▶ _Exercise directions_
Your answer should be one number: how many lines below have the word "Shipments".

Collection entries:
===

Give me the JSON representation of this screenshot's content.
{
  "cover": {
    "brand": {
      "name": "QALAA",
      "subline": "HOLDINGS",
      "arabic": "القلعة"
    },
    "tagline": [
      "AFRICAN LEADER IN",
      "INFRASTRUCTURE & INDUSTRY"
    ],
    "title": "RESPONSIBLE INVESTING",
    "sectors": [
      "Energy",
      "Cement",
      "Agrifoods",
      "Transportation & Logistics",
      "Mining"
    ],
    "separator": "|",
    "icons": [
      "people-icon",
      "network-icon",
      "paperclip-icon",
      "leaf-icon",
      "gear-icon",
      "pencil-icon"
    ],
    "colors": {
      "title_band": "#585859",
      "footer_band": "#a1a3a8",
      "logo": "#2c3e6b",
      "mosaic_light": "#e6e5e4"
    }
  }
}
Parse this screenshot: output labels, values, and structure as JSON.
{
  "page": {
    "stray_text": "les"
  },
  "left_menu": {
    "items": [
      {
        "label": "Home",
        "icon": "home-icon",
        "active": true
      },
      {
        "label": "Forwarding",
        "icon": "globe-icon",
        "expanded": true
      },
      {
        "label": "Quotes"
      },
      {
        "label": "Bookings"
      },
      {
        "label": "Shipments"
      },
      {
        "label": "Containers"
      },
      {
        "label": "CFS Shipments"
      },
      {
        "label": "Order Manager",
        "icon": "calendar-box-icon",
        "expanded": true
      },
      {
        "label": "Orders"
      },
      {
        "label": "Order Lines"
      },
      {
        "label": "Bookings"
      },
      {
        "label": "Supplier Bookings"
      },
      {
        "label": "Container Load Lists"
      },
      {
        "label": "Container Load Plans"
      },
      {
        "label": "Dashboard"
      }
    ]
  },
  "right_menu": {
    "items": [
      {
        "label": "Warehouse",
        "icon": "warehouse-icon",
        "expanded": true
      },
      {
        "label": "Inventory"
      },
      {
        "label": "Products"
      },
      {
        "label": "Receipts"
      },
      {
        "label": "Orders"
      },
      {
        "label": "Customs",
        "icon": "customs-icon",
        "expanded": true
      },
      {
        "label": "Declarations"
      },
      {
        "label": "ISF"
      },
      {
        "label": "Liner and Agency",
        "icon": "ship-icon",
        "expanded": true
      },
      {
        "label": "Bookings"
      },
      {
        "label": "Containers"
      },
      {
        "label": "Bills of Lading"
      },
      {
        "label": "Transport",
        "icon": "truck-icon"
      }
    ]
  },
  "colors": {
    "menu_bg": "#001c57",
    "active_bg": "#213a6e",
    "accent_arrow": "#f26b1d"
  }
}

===

▶ _Exercise solution_
2